++++ Data for processing
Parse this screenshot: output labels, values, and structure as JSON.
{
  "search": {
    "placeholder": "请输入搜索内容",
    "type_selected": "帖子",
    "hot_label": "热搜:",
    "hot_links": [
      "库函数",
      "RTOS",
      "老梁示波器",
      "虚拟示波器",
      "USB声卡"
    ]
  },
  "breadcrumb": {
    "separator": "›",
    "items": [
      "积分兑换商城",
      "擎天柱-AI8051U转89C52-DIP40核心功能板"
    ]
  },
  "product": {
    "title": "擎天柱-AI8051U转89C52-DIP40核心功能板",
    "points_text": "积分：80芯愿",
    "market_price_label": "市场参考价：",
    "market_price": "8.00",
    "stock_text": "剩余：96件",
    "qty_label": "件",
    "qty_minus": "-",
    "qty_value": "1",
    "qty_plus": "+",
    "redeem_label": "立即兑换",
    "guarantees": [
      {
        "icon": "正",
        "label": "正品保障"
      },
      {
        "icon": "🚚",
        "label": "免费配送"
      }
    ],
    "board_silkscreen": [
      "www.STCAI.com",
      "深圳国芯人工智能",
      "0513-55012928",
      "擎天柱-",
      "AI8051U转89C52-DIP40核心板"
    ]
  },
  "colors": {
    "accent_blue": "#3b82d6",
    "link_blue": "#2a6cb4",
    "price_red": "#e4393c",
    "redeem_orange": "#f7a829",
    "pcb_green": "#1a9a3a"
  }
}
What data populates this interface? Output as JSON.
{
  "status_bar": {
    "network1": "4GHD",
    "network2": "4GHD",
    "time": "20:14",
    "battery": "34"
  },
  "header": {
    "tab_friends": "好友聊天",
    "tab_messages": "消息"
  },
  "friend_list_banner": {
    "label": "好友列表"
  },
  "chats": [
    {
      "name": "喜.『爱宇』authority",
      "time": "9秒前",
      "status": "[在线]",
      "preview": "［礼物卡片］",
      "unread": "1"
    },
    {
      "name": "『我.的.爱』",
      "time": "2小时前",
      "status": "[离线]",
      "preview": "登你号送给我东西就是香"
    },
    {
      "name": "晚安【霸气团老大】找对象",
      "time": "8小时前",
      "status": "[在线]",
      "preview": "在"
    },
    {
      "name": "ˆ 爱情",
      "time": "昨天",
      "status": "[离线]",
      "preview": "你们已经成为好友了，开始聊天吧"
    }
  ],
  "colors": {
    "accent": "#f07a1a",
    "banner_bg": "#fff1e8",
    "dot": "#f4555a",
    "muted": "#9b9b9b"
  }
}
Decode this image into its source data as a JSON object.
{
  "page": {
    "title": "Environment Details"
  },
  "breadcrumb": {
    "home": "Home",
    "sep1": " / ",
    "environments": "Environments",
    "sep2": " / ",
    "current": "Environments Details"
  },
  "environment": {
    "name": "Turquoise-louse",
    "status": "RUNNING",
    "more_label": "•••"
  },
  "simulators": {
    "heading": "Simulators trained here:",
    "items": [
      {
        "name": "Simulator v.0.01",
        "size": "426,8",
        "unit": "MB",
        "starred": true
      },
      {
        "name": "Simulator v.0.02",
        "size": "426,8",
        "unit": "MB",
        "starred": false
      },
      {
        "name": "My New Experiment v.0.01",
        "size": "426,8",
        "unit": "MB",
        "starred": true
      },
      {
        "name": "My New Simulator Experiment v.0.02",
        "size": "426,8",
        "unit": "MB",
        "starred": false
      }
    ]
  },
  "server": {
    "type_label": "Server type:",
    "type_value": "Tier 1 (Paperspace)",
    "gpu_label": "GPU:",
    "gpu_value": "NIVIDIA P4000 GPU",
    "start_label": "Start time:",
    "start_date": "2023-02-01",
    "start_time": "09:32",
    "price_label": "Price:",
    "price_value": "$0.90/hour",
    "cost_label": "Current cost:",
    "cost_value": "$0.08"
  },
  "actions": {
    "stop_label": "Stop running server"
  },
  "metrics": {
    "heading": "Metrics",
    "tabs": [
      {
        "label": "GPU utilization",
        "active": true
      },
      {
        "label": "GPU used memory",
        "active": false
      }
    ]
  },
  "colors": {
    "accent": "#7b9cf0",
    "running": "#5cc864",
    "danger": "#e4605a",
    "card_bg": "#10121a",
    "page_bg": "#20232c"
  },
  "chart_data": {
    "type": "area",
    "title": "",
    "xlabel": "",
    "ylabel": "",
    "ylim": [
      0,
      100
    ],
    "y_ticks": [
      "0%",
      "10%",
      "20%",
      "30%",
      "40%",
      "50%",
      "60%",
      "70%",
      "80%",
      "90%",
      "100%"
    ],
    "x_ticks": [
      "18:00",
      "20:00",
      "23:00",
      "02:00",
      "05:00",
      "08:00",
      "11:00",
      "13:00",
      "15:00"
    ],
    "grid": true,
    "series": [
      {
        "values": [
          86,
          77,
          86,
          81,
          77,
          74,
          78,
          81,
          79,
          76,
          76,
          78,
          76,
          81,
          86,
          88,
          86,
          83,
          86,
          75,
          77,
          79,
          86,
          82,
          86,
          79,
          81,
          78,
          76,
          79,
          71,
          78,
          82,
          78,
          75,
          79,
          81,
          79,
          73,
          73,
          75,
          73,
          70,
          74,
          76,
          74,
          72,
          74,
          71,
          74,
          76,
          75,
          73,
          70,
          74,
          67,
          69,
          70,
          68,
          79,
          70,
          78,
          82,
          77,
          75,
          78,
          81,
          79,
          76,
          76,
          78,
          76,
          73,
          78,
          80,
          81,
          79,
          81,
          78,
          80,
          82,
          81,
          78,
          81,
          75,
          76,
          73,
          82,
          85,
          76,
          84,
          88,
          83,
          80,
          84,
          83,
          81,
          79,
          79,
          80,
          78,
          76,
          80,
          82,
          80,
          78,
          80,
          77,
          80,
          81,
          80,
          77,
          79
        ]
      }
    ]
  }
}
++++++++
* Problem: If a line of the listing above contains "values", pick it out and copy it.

* Answer space:
Parse this screenshot: output labels, values, and structure as JSON.
        "values": [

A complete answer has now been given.